Pick paper. Decide on a paper inventory that’s inviting to touch base. Perhaps somewhat thicker than the average card. Not too much feel to the outside, but maybe not absolutely smooth. And make sure that the colour of your paper inventory won’t change the colours of what is printed on it, whether that’s a full-color photograph, or your business’s logo. No mustard-yellow paper to your bright red logo, as an example. (I speak from bitter experience.)

Use either side. This helps because we all have so many pieces of contact information now. Employing either side gives you more space to spell out custom URLs and social media links.

Change the dimensions. Because your card probably doesn’t have to match in a Rolodex anymore, is it a different dimension? How about a bigger card that folds down to the conventional 2 x 3.5 size?

Change the shape. Rectangles are not required. Can your printing vendor change the shape, even marginally, without raising the price by far? Ask about rounding the corners (also referred to as radius corners), or using an existing die from a previous project.

Print fewer cards at a time. Contact information and job titles vary quickly. Print in smaller amounts at a time to stay flexible. If your card has to incorporate a fancy, pricey touch (such as a custom die-cut, embossing or foil-stamping), then see whether it’s possible to print “cubes” with areas left blank, so that the cubes can be put back on the media and overprinted with that new information in smaller batches when the time comes. Printing fewer also gives you more flexibility to try including more or different information in your card. As an example, you could try adding a QR code into your card, print 50-100, and determine how people respond.

Have more than one card. Who says you can’t have two (or more) different variations of your cards? Try out a version with more contact info, or distinct types of contact information. Perhaps a version that emphasizes among your company’s abilities more than the rest.

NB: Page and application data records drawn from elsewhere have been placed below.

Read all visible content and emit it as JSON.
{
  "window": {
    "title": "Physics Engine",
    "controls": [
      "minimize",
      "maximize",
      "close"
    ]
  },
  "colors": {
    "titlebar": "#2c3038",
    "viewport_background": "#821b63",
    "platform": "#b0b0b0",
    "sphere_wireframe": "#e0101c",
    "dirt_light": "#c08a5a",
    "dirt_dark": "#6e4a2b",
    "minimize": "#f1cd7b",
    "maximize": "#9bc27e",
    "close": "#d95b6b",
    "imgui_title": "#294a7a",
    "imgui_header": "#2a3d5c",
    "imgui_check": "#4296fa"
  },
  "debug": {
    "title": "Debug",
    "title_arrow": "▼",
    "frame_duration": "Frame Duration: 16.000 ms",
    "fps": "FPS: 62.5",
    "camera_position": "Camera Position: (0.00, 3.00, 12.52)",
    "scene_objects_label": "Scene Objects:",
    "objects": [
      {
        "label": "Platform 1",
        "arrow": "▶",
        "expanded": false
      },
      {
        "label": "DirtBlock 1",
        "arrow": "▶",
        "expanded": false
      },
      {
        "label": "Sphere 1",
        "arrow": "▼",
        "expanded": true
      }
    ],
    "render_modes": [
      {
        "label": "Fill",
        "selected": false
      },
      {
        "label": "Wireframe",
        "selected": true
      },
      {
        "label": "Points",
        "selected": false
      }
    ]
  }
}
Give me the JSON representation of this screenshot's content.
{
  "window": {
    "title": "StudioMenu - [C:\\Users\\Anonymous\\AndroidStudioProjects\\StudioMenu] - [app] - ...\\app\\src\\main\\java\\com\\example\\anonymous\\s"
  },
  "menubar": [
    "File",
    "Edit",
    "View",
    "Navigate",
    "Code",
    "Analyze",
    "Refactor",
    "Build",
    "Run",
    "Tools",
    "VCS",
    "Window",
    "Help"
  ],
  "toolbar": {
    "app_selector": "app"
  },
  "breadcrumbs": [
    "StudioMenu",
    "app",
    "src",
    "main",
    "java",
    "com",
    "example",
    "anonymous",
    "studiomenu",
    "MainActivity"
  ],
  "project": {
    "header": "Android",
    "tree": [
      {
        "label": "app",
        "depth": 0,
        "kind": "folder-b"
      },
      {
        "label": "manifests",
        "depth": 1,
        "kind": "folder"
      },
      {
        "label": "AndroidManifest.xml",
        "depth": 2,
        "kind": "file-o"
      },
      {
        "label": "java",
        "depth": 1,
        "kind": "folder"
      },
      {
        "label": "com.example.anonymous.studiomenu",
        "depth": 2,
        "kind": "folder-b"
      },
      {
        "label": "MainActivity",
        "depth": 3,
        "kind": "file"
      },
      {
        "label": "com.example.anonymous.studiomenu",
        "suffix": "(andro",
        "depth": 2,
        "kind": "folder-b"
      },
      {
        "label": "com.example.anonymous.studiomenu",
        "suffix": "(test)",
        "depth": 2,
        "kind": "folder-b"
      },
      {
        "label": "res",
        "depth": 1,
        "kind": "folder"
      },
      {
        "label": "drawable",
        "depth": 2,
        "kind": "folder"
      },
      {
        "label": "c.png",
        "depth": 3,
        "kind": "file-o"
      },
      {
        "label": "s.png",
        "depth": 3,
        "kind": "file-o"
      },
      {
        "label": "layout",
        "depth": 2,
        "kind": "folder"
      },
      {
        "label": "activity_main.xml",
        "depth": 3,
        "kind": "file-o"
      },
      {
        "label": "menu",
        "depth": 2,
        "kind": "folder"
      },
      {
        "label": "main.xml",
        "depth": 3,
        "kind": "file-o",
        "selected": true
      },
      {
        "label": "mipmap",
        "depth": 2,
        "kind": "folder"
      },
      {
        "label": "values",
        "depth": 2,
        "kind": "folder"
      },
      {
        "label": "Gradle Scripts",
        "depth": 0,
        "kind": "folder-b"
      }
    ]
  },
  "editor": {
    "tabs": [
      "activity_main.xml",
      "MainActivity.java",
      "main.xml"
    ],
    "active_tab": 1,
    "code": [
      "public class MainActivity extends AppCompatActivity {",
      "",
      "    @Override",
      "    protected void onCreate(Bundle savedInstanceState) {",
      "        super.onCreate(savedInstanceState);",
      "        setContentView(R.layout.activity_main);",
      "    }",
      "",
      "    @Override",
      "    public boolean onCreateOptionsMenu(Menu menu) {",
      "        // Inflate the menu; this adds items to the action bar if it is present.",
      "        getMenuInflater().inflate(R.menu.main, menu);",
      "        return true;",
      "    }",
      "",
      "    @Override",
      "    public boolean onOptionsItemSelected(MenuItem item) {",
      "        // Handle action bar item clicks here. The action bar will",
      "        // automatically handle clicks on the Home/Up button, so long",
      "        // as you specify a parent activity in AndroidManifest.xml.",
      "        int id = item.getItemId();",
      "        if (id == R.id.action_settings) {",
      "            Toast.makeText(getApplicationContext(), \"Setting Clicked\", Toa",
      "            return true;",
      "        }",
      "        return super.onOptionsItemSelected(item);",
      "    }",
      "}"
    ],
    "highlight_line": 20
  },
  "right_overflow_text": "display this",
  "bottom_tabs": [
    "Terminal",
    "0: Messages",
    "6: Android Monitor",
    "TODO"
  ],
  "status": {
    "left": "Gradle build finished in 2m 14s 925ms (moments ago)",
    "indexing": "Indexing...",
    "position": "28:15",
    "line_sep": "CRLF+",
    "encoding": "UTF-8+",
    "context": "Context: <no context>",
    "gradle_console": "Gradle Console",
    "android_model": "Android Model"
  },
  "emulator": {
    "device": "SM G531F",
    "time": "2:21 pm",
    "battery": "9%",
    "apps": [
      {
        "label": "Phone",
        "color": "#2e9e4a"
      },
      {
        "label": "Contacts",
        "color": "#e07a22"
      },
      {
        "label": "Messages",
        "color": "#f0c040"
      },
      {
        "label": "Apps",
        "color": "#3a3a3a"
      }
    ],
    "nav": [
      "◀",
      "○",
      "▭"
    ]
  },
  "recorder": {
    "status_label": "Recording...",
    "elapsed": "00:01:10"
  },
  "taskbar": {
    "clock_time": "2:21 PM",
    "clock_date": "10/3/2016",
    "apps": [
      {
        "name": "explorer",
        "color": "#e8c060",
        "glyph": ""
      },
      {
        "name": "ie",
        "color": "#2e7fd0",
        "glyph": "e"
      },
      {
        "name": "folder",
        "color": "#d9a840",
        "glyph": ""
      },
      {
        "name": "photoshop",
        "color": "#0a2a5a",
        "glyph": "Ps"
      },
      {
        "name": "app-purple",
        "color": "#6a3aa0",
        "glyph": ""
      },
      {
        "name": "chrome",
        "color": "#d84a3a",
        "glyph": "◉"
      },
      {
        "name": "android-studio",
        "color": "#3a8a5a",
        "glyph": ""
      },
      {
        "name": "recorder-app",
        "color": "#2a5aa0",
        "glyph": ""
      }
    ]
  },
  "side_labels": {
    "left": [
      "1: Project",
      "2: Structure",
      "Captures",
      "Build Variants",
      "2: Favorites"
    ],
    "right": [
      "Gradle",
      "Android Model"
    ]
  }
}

Consider an un-card. I’ve seen fortune cookies, army “dog tags”, oversized film tickets, wooden clothespins, playing cards, guitar picks and beverage coasters used as the foundation for outstanding cards. For inspiration, accumulate examples of cards that you like before you re-design or reprint your next batch of cards.

Together With Your Business Cards Well

Now that you have got a fresh batch of cards you are proud to hand out, Here Is a refresher on using these well:

Stash Celtics anyplace. In numerous places: briefcase, pockets, glove box. In every one of these areas, save the cards in some type of case that’s a little different. It can be a conversation-starter.

Use them in the ideal moment. Try to get out of the habit of thrusting a card at your contact too early in your initial conversation. Build rapport by finding things in common first, then swap cards just before you part ways.

Ask for (and give) seconds. When you’re buying cards, request your new contact for two of his/her cards. Look for opportunities to pass that extra card to another contact that might need your new contact’s services. Similarly, offer two of your cards.

Make notes, subtly. Most of us need a memory-jog at the time we sit down to actually do something with business cards we’ve received. The moment possible do it politely, write a few notes about your new contact on the back or at the margins of this card you just received from him/her. But avoid writing on a person’s business card in front of them. This can make you look forgetful, or make that person feel as though you are defacing what he/she just closely handed to you personally.